Reviewer: Theresa Enghardt
Review Date: 2020-11-15
IETF LC End Date: 2020-11-16
IESG Telechat date: Not scheduled for a telechat

Summary: The document is basically ready, but still has some minor clarity issues. In particular, the distinction between HTTP and QUIC concepts should be made clearer before publication.

Major issues: None

Minor issues:

The document defines "stream" as a QUIC stream, but then also uses the term "HTTP/3 stream". Perhaps it's worth defining "HTTP/3 stream" explicitly, in analogy to "HTTP/3 connection".
Perhaps it's worth defining "message", too (this is only an HTTP concept, correct?).
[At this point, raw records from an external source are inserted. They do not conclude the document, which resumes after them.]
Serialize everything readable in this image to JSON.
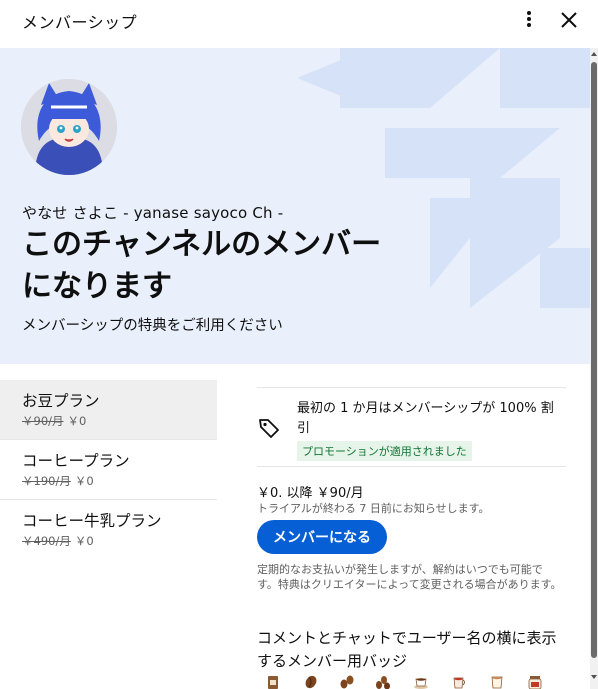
{
  "header": {
    "title": "メンバーシップ",
    "more_icon": "more-vert-icon",
    "close_icon": "close-icon"
  },
  "banner": {
    "channel_name": "やなせ さよこ - yanase sayoco Ch -",
    "title": "このチャンネルのメンバーになります",
    "subtitle": "メンバーシップの特典をご利用ください",
    "background_color": "#eaf0fb",
    "art_color": "#d6e2f8"
  },
  "tiers": [
    {
      "name": "お豆プラン",
      "original_price": "￥90/月",
      "price": "￥0",
      "selected": true
    },
    {
      "name": "コーヒープラン",
      "original_price": "￥190/月",
      "price": "￥0",
      "selected": false
    },
    {
      "name": "コーヒー牛乳プラン",
      "original_price": "￥490/月",
      "price": "￥0",
      "selected": false
    }
  ],
  "details": {
    "promo_text": "最初の 1 か月はメンバーシップが 100% 割引",
    "promo_badge": "プロモーションが適用されました",
    "price_line": "￥0. 以降 ￥90/月",
    "trial_note": "トライアルが終わる 7 日前にお知らせします。",
    "join_button": "メンバーになる",
    "disclaimer": "定期的なお支払いが発生しますが、解約はいつでも可能です。特典はクリエイターによって変更される場合があります。",
    "badges_heading": "コメントとチャットでユーザー名の横に表示するメンバー用バッジ",
    "badges": [
      "coffee-bag-icon",
      "coffee-bean-icon",
      "coffee-beans-icon",
      "coffee-beans-pile-icon",
      "coffee-cup-icon",
      "coffee-mug-icon",
      "coffee-latte-icon",
      "coffee-jar-icon"
    ]
  },
  "colors": {
    "accent": "#065fd4",
    "promo_badge_bg": "#e6f4ea",
    "promo_badge_text": "#137333"
  }
}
The document should make sure it clearly distinguishes terms and concept of QUIC vs. of HTTP/3 in all cases.
In particular, what is the relationship between HTTP/3 frames and QUIC frames? It's important to make their difference and relationship explicit, as the document uses several other terms interchangeably between HTTP/3 and QUIC, like "connection" and perhaps "stream".
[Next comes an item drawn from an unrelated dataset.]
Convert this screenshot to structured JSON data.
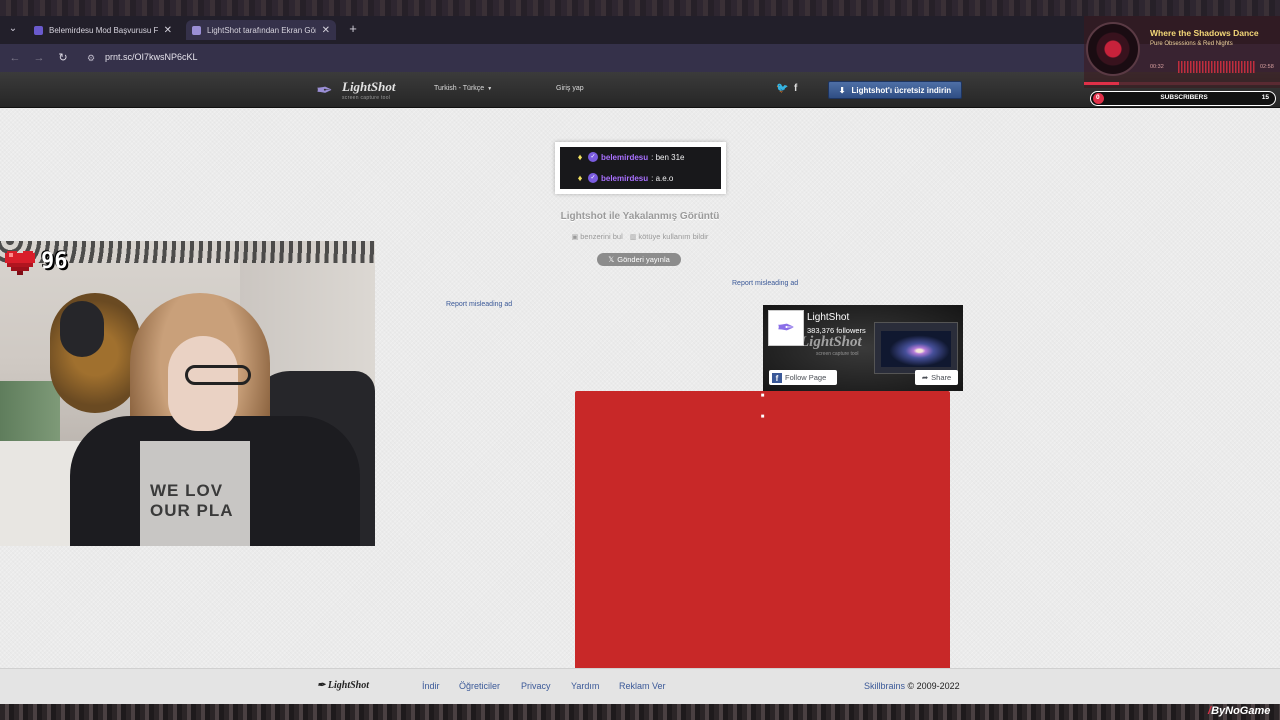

The concepts around error codes is not entirely clear to me, e.g., H3_REQUEST_INCOMPLETE or H3_NO_ERROR - Are these a separate concept from HTTP response status codes such as "200 OK" and "404 Not Found", etc.? Are these error codes related to QUIC errors?
Is the "application error code" mentioned in Section 5.3 the same concept or is it a different concept? Is the "application error code" an HTTP/3 concept of a QUIC concept? 
Is "connection error" used in Section 7 the same concept or is it a difference concept? Does a "connection error" as used in Section 7 always mean that the entire connection fails, as opposed to a single stream?
Section 8 aims to explain some of these concepts, and I think the document should reference to this section for more information when it starts mentioning all these different error types. (Or, if they are all the same, perhaps the terminology should be unified.)
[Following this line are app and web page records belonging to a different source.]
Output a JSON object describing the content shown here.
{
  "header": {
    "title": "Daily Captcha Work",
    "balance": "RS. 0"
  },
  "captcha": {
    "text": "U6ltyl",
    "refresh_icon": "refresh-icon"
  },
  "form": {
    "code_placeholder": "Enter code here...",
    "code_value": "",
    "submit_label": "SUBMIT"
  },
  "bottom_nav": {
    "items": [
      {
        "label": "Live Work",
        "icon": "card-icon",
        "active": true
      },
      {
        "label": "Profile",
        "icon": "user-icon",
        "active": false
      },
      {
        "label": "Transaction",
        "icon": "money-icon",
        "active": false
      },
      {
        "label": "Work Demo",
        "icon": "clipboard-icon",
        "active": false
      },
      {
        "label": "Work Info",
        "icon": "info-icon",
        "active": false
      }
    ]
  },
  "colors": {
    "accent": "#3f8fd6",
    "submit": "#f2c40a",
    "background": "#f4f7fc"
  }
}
Section 4.1.1.

"HTTP messages carry metadata as a series of key-value pairs, called HTTP fields."
Are these the same as HTTP headers and trailers? Or are HTTP fields a more general concept? Are they also allowed in bodies?


"because this limit is applied at each hop," ...
What is a hop in the context of HTTP? I think it's worth at least briefly introducing this concept to make things clearer, as the document includes many different concepts from different layers.

Section 4.1.2

"Automatically retrying such requests is
   not possible, unless this is otherwise permitted (e.g., idempotent
   actions like GET, PUT, or DELETE)."
Retrying is "not possible" means it's prohibited? Is there a reference to the exceptions to that rule, e.g., a list of actions that are considered idempotent? If so, please provide a reference.

Section 4.2

"A proxy that supports CONNECT establishes a TCP connection […]"
Is this necessarily always TCP, not QUIC? Can this change in the future?

Section 5.1

"HTTP/3 implementations will need to open a new HTTP/3
   connection for new requests if the existing connection has been idle
   for longer than the server's advertised idle timeout"
Only the server's timeout? Does "implementations" here mean only clients?

Section 6.2

"However, stream types that could modify the state or
   semantics of existing protocol components, including QPACK or other
   extensions, MUST NOT be sent until the peer is known to support them."
Is there a defined list of stream types that are not allowed to be used? If so, please provide a reference.

Is section 6 missing the request stream? It has subsections for Control Streams and Push Streams, but then Section 7 says that Request Stream is also a stream type.

Nits/editorial comments: None.